A small book with an essay of Harry Frankfurt from 1986 - newly published in 2005, where he analyses what bullshit means, how it is dissimilar from bluffing and lies. It comes to the point only in the later part of the essay, and for me the statement of bullshit is:
It is impossible for someone to lie unless he thinks he knows the truth. Producing bullshit requires no such conviction. A person who lies is thereby responding to the truth, and he is to that extent respectful of it. When an honest man speaks, he says only what he believes to be true; and for the liar, it is correspondingly indispensable that he considers his statements to be false. For the bullshitter, however, all these bets are off: he is neither on the side of the true nor on the side of the false. His eye is not on the facts at all, as the eyes of the honest man and of the liar are, except insofar as they may be pertinent to his interest in getting away with what he says. He does not care whether the things he says describe reality correctly. He just picks them out, or makes them up, to suit his purpose.
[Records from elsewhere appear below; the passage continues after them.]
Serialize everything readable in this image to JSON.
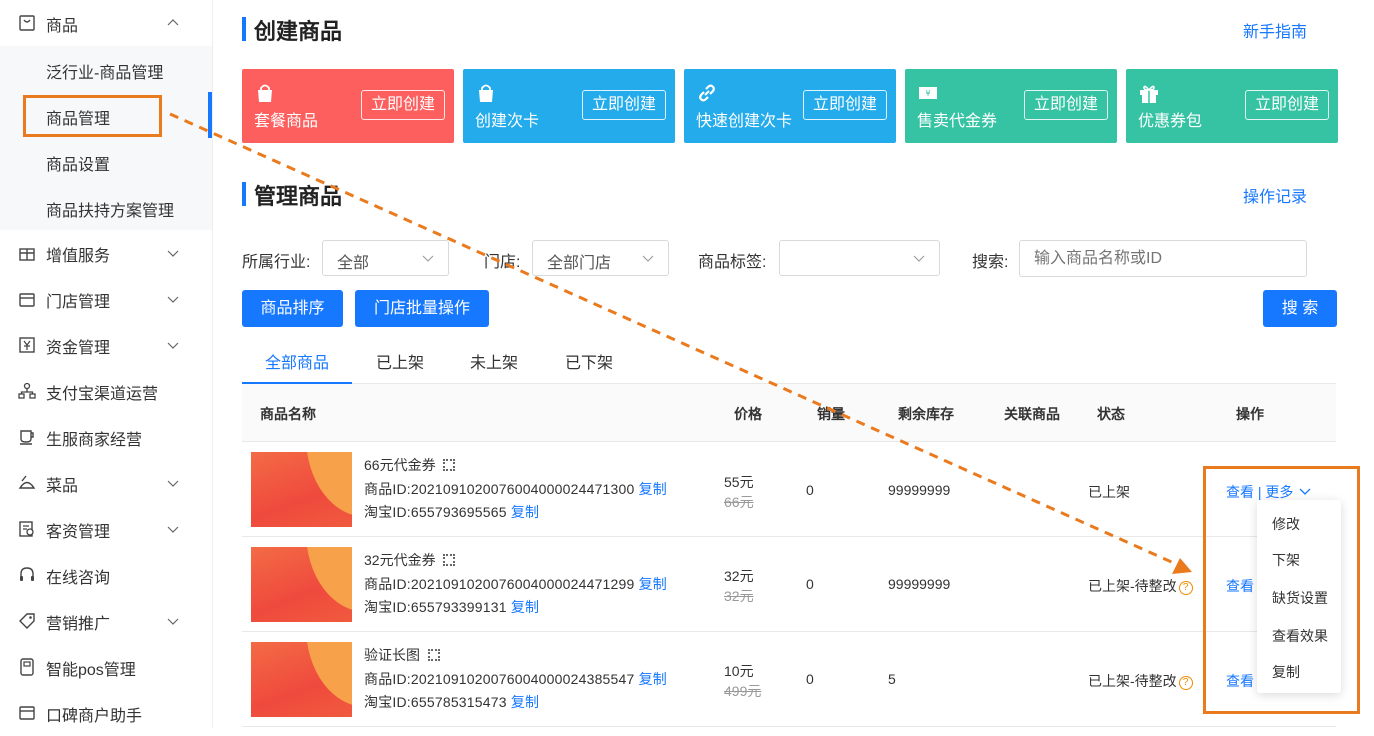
{
  "sidebar": {
    "items": [
      {
        "label": "商品",
        "icon": "bag-icon",
        "expanded": true
      },
      {
        "label": "增值服务",
        "icon": "gift-icon"
      },
      {
        "label": "门店管理",
        "icon": "store-icon"
      },
      {
        "label": "资金管理",
        "icon": "yen-icon"
      },
      {
        "label": "支付宝渠道运营",
        "icon": "network-icon"
      },
      {
        "label": "生服商家经营",
        "icon": "cup-icon"
      },
      {
        "label": "菜品",
        "icon": "dish-icon"
      },
      {
        "label": "客资管理",
        "icon": "contact-icon"
      },
      {
        "label": "在线咨询",
        "icon": "headset-icon"
      },
      {
        "label": "营销推广",
        "icon": "tag-icon"
      },
      {
        "label": "智能pos管理",
        "icon": "pos-icon"
      },
      {
        "label": "口碑商户助手",
        "icon": "assistant-icon"
      }
    ],
    "sub_items": [
      "泛行业-商品管理",
      "商品管理",
      "商品设置",
      "商品扶持方案管理"
    ]
  },
  "create": {
    "title": "创建商品",
    "guide_link": "新手指南",
    "cards": [
      {
        "title": "套餐商品",
        "button": "立即创建",
        "color": "#fd5e5e",
        "icon": "bag-icon"
      },
      {
        "title": "创建次卡",
        "button": "立即创建",
        "color": "#24abeb",
        "icon": "bag-icon"
      },
      {
        "title": "快速创建次卡",
        "button": "立即创建",
        "color": "#24abeb",
        "icon": "link-icon"
      },
      {
        "title": "售卖代金券",
        "button": "立即创建",
        "color": "#36c3a4",
        "icon": "voucher-icon"
      },
      {
        "title": "优惠券包",
        "button": "立即创建",
        "color": "#36c3a4",
        "icon": "gift-icon"
      }
    ]
  },
  "manage": {
    "title": "管理商品",
    "log_link": "操作记录",
    "filters": {
      "industry_label": "所属行业:",
      "industry_value": "全部",
      "store_label": "门店:",
      "store_value": "全部门店",
      "tag_label": "商品标签:",
      "tag_value": "",
      "search_label": "搜索:",
      "search_placeholder": "输入商品名称或ID"
    },
    "buttons": {
      "sort": "商品排序",
      "batch": "门店批量操作",
      "search": "搜 索"
    },
    "tabs": [
      "全部商品",
      "已上架",
      "未上架",
      "已下架"
    ],
    "active_tab": "全部商品",
    "columns": [
      "商品名称",
      "价格",
      "销量",
      "剩余库存",
      "关联商品",
      "状态",
      "操作"
    ],
    "rows": [
      {
        "name": "66元代金券",
        "product_id_label": "商品ID:",
        "product_id": "2021091020076004000024471300",
        "copy": "复制",
        "taobao_label": "淘宝ID:",
        "taobao_id": "655793695565",
        "price": "55元",
        "orig_price": "66元",
        "sales": "0",
        "stock": "99999999",
        "status": "已上架",
        "view": "查看",
        "more": "更多"
      },
      {
        "name": "32元代金券",
        "product_id_label": "商品ID:",
        "product_id": "2021091020076004000024471299",
        "copy": "复制",
        "taobao_label": "淘宝ID:",
        "taobao_id": "655793399131",
        "price": "32元",
        "orig_price": "32元",
        "sales": "0",
        "stock": "99999999",
        "status": "已上架-待整改",
        "view": "查看"
      },
      {
        "name": "验证长图",
        "product_id_label": "商品ID:",
        "product_id": "2021091020076004000024385547",
        "copy": "复制",
        "taobao_label": "淘宝ID:",
        "taobao_id": "655785315473",
        "price": "10元",
        "orig_price": "499元",
        "sales": "0",
        "stock": "5",
        "status": "已上架-待整改",
        "view": "查看"
      }
    ],
    "separator": "|",
    "more_menu": [
      "修改",
      "下架",
      "缺货设置",
      "查看效果",
      "复制"
    ]
  },
  "colors": {
    "accent": "#1677ff",
    "highlight": "#ea7a1e"
  }
}
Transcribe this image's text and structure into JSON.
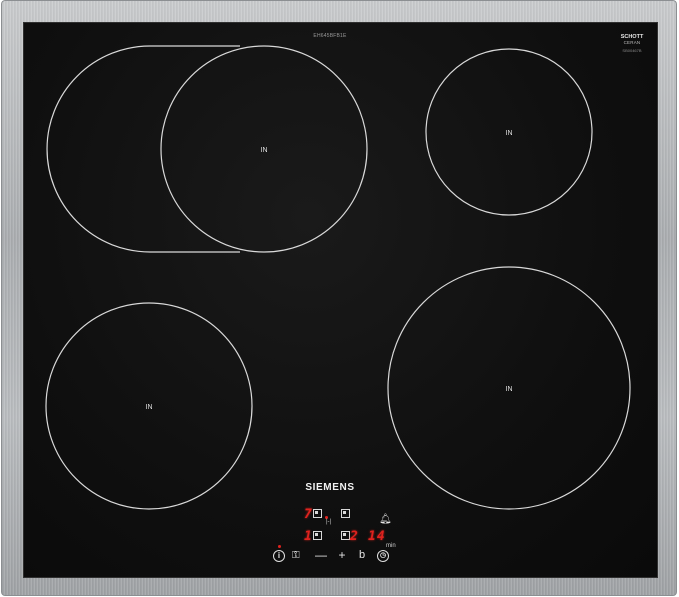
{
  "cooktop": {
    "model_label": "EH645BFB1E",
    "ceran_brand": "SCHOTT",
    "ceran_sub": "CERAN",
    "ceran_code": "SB00467B",
    "brand": "SIEMENS",
    "zone_label": "IN",
    "colors": {
      "glass": "#111111",
      "zone_ring": "#d9d9d9",
      "display_red": "#e0221e",
      "frame": "#b0b3b6"
    }
  },
  "display": {
    "top_left_value": "7",
    "bottom_left_value": "1",
    "timer_hours": "2",
    "timer_minutes": "14",
    "timer_unit": "min",
    "timer_marker": "|-|"
  },
  "controls": {
    "power_icon": "info-power-icon",
    "lock_icon": "key-lock-icon",
    "minus_label": "—",
    "plus_label": "+",
    "b_label": "b",
    "clock_icon": "clock-icon",
    "bell_icon": "bell-icon"
  }
}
Both in lying and in telling the truth people are guided by their beliefs concerning the way things are. These guide them as they endeavor either to describe the world correctly or to describe it deceitfully. For this reason, telling lies does not tend to unfir a person for telling the truth in the same way that bullshitting tends to. Through excessive indulgence in the latter activity, which involves making assertions without paying attention to anything except what it suits one to say, a person's normal habit of attending to the ways things are may become attenuated or lost. ...
[The bullshitter] does not reject the authority of the truth, as the liar does, and oppose himself to it. He pays no attention to it at all. By virtue of this, bullshit is a greater enemy of the truth than lies are.
Why is there so much bullshit these days? Frankfurt states that if one has to speak about something, about which one does not know anything, only bullshit can result. This fits e.g. to politicians, but also resonates with the feeling that a responsible person in today's democracies has to be informed about everything - which is in reality impossible ... so more bullshit results.
He raises the question why we are so tolerant against bullshit (compare it to our reaction against lying!), but leaves that 'as an exercise to the reader' unfortunately, and also has no answer to that in the video interview with Harry Frankfurt about the book
He also states that the amount of bullshit has lead to a kind of skepticism that we can know how things truly are. Therefore many of us retreat from the ideal of correctness to the ideal of sincerity, so staying true to ourselves. But Frankfurt argues that this is not possible without any grounding in an objective reality either, which leads to "sincerity itself is bullshit".
Cited is also In The Elder Days Of Art.
BTW, there does not seem to be a good translation of the word bullshit into german, so the german edition of the book also uses bullshit.